• **Available data**:
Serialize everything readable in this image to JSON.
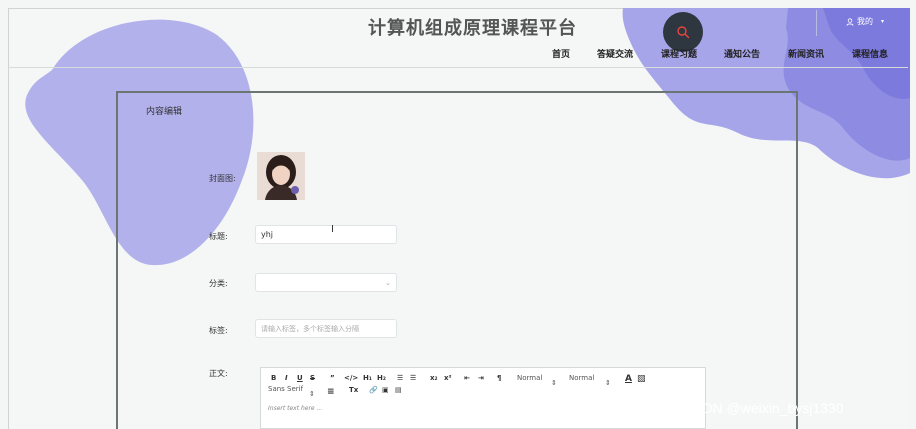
{
  "header": {
    "site_title": "计算机组成原理课程平台",
    "user_label": "我的",
    "nav": [
      "首页",
      "答疑交流",
      "课程习题",
      "通知公告",
      "新闻资讯",
      "课程信息"
    ]
  },
  "card": {
    "title": "内容编辑"
  },
  "form": {
    "cover_label": "封面图:",
    "title_label": "标题:",
    "title_value": "yhj",
    "category_label": "分类:",
    "category_value": "",
    "tags_label": "标签:",
    "tags_placeholder": "请输入标签，多个标签输入分隔",
    "body_label": "正文:"
  },
  "editor": {
    "font_size_1": "Normal",
    "font_size_2": "Normal",
    "font_family": "Sans Serif",
    "placeholder": "Insert text here ..."
  },
  "watermark": "CSDN @weixin_bysj1330",
  "colors": {
    "blob": "#a9a8ea",
    "blob_dark": "#8f8de4",
    "search_button": "#2e3640",
    "accent": "#e8463d"
  }
}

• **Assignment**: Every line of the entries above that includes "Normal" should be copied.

• **Answer box**:
    "font_size_1": "Normal",
    "font_size_2": "Normal",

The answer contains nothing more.